### DIRECTIONS:
From the records that follow, return exactly the lines beginning at the one that contains "Read all visible content and emit it as JSON." and ending at the one that contains "What's the underlying", pictures left out.

(Collected data entries)
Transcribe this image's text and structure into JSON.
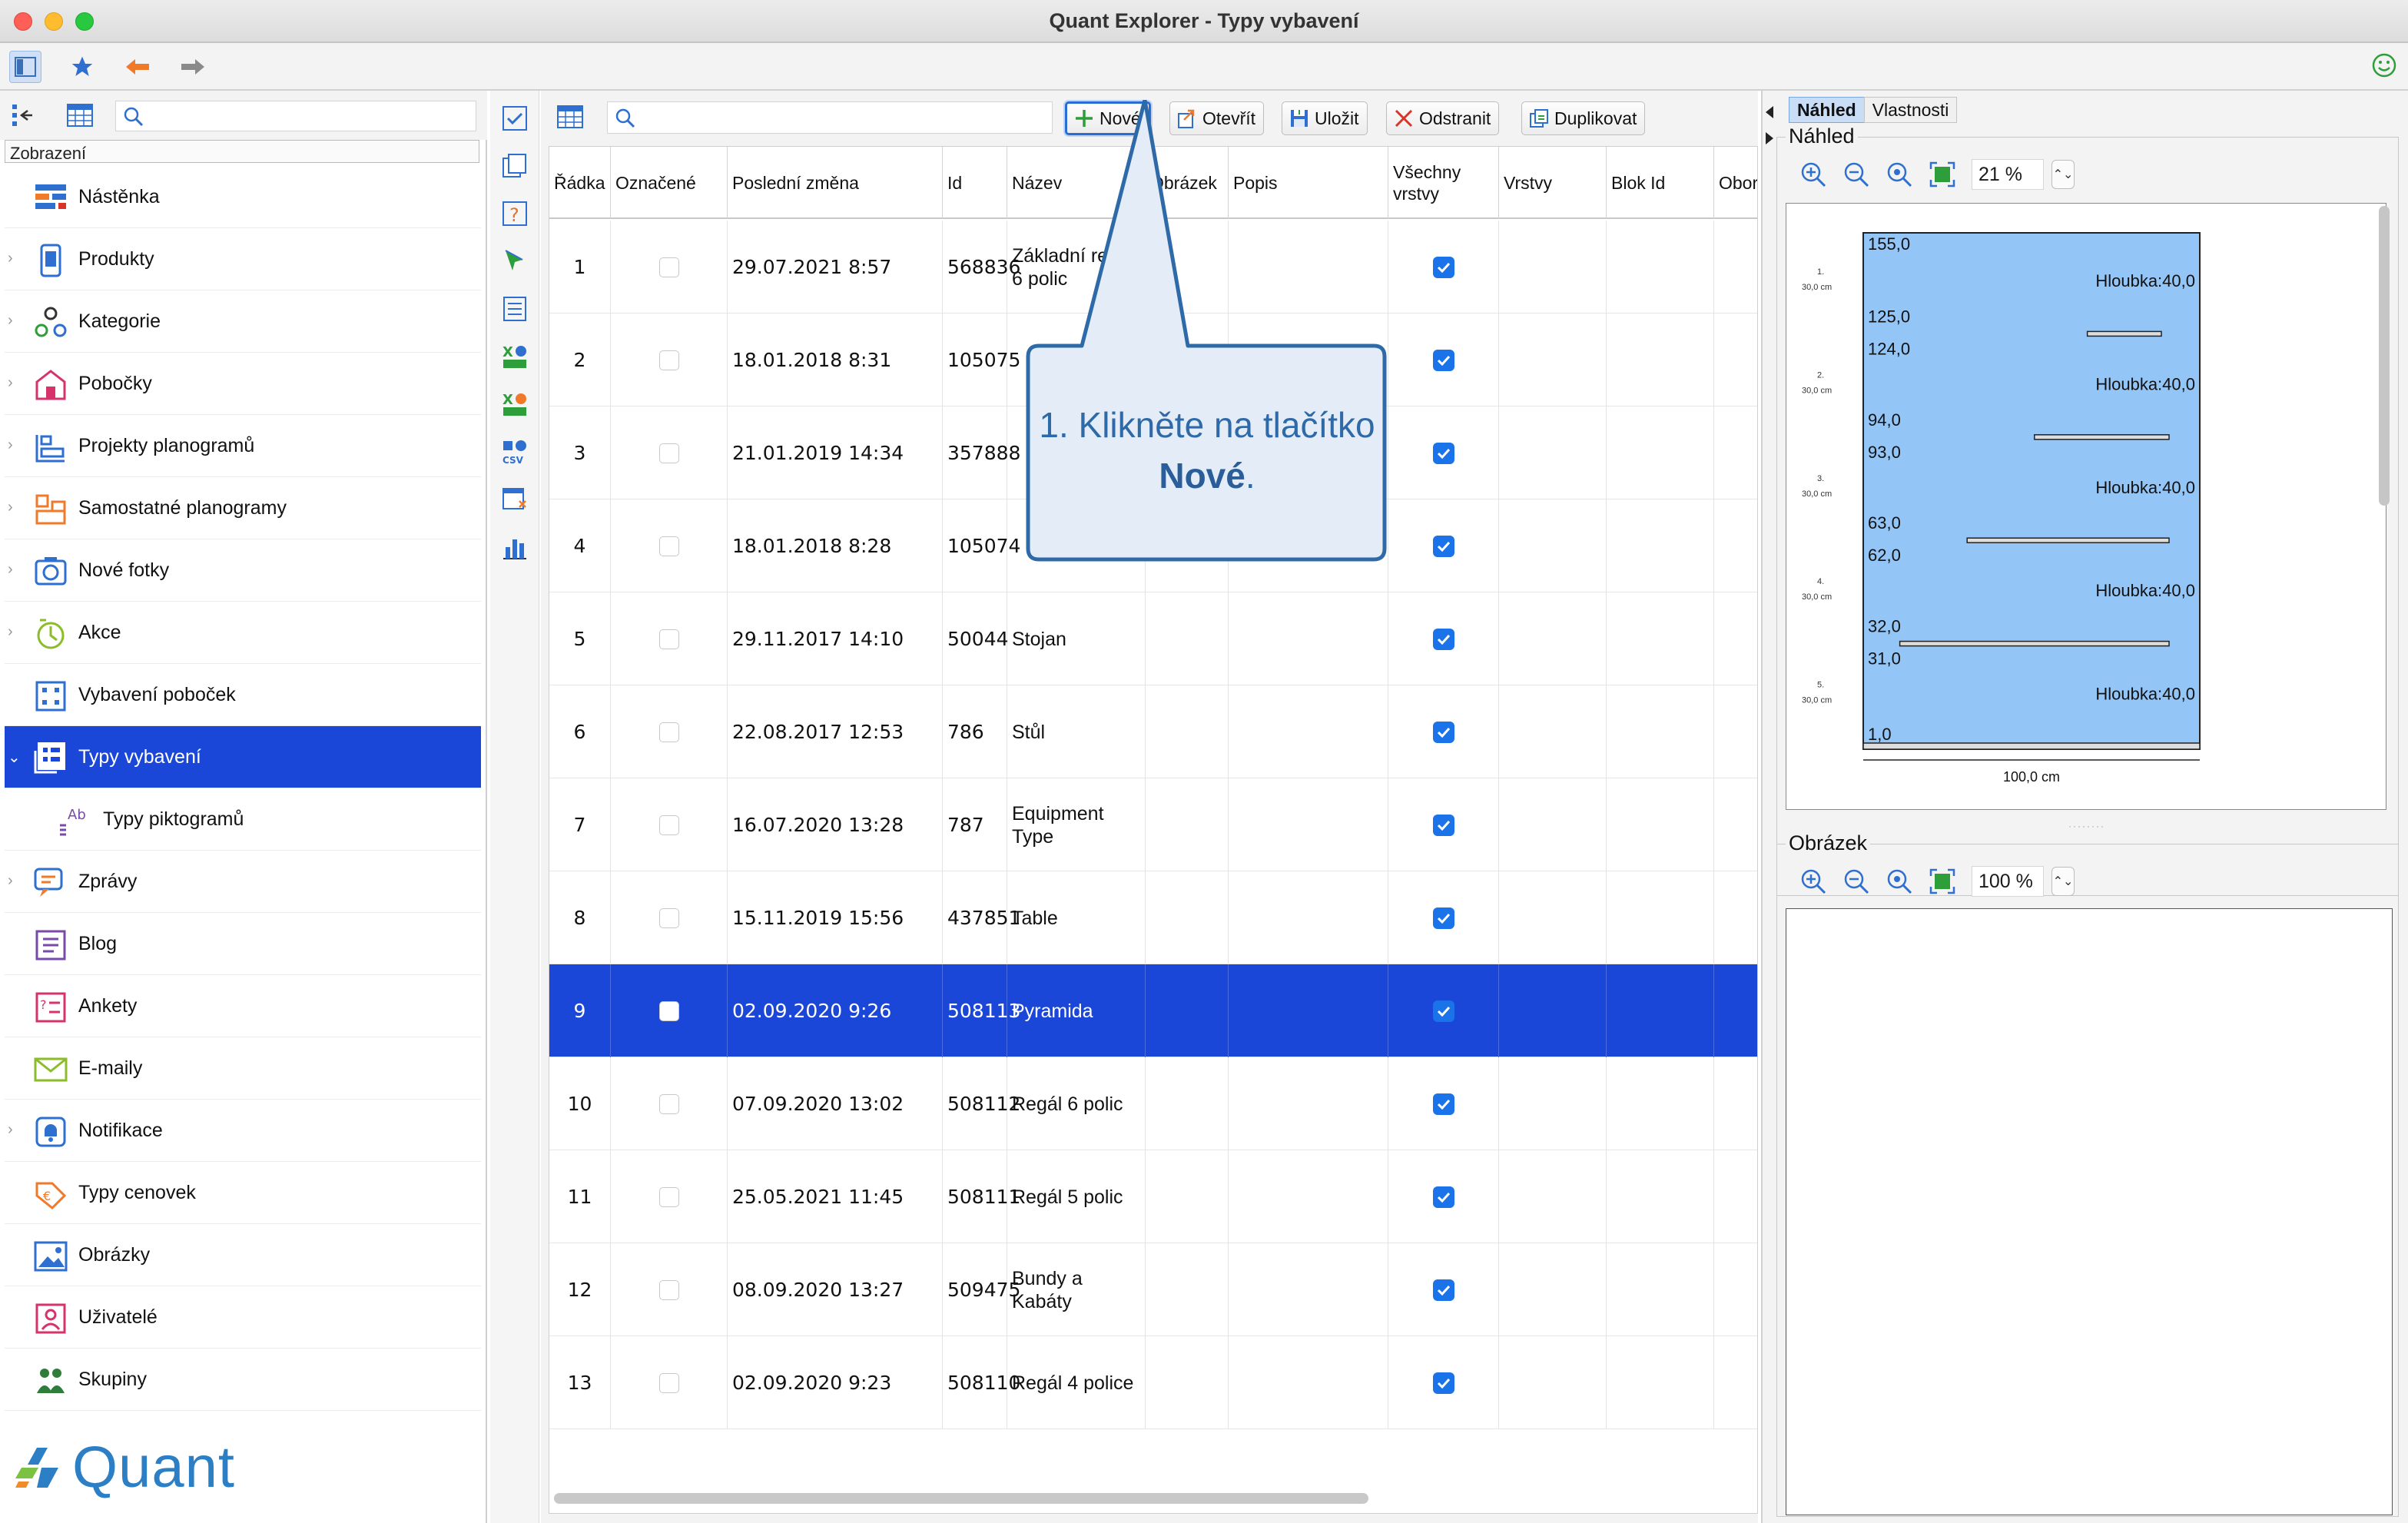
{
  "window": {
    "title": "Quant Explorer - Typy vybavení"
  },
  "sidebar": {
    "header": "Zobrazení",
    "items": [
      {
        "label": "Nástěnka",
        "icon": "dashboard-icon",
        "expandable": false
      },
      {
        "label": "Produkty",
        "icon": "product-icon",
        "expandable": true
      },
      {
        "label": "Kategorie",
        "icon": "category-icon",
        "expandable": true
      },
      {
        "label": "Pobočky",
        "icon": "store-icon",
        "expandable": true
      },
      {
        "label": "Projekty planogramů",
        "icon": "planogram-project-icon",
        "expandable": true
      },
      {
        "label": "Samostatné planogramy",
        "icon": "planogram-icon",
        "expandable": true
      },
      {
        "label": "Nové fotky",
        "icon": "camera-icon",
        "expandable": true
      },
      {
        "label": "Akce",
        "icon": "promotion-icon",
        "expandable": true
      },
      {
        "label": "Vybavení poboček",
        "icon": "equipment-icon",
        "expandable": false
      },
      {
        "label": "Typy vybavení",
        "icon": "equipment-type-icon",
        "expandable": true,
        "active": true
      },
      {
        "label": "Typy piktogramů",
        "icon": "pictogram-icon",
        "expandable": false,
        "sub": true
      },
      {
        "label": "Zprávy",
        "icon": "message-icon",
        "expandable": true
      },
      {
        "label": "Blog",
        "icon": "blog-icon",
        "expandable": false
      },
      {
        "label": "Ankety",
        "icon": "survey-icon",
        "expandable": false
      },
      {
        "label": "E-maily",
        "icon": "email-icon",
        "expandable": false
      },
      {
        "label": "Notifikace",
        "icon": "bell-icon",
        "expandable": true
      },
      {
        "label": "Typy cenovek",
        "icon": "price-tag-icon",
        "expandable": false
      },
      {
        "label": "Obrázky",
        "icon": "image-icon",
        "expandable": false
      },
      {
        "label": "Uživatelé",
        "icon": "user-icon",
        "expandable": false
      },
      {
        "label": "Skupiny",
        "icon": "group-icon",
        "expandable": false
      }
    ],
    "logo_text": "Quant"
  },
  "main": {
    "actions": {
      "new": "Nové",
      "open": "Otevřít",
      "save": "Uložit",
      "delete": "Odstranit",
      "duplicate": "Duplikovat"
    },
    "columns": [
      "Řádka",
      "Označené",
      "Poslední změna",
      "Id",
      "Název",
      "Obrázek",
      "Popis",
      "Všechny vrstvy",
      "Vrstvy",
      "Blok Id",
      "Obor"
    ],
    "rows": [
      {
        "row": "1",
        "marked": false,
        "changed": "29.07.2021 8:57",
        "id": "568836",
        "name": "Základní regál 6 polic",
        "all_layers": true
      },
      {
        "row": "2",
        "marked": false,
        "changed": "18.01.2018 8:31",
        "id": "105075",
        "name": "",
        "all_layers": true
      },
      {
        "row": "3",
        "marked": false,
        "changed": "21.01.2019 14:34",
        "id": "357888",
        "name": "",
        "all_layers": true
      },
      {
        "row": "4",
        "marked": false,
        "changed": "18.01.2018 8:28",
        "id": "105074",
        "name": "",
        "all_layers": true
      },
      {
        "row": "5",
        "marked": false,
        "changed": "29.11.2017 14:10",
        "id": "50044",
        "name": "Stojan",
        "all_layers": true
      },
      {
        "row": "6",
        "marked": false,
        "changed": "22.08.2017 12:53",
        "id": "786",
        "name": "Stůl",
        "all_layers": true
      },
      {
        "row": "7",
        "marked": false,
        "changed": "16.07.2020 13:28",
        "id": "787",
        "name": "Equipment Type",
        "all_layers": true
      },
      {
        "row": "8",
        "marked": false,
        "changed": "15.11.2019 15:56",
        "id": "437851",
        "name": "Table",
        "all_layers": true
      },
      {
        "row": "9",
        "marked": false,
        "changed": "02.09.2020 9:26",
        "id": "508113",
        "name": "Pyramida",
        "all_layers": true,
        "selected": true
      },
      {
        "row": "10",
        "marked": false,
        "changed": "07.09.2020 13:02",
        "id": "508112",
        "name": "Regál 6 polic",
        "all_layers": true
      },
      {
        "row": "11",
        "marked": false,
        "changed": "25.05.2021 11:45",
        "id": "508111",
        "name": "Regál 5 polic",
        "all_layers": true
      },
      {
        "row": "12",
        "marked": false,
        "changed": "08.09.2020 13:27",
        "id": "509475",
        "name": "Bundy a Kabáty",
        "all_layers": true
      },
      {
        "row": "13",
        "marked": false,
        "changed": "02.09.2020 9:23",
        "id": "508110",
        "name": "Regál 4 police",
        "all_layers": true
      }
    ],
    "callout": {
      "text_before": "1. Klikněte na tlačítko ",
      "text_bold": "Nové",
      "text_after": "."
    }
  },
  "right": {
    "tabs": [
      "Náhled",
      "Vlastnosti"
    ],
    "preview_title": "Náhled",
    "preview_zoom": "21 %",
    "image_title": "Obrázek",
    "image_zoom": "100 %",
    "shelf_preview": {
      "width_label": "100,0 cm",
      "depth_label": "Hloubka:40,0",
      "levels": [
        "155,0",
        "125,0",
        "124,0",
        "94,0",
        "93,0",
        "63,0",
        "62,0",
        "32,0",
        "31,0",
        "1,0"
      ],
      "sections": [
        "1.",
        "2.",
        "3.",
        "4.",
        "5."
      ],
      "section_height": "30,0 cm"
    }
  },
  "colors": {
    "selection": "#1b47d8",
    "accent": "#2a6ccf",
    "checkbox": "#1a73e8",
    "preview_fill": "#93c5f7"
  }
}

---

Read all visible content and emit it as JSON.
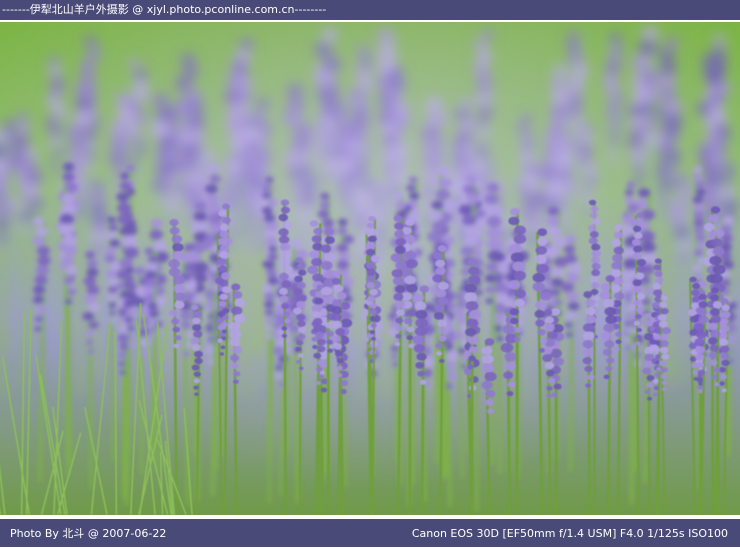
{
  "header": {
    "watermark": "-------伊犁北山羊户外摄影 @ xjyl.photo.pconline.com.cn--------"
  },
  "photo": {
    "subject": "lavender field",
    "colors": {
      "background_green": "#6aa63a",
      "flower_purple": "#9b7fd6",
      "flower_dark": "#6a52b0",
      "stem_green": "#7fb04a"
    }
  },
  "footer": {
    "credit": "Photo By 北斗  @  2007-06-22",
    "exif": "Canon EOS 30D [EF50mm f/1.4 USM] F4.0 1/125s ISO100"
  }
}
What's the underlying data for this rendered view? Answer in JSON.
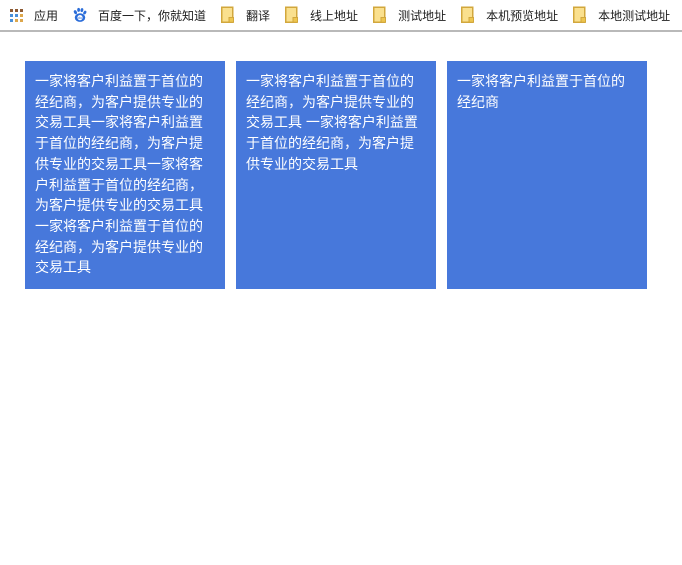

### EXPECTED ANSWER:
Read all visible content and emit it as JSON.
{
  "header": {
    "watermark": "-------伊犁北山羊户外摄影 @ xjyl.photo.pconline.com.cn--------"
  },
  "photo": {
    "subject": "lavender field",
    "colors": {
      "background_green": "#6aa63a",
      "flower_purple": "#9b7fd6",
      "flower_dark": "#6a52b0",
      "stem_green": "#7fb04a"
    }
  },
  "footer": {
    "credit": "Photo By 北斗  @  2007-06-22",
    "exif": "Canon EOS 30D [EF50mm f/1.4 USM] F4.0 1/125s ISO100"
  }
}
What's the underlying data for this rendered view? Answer in JSON.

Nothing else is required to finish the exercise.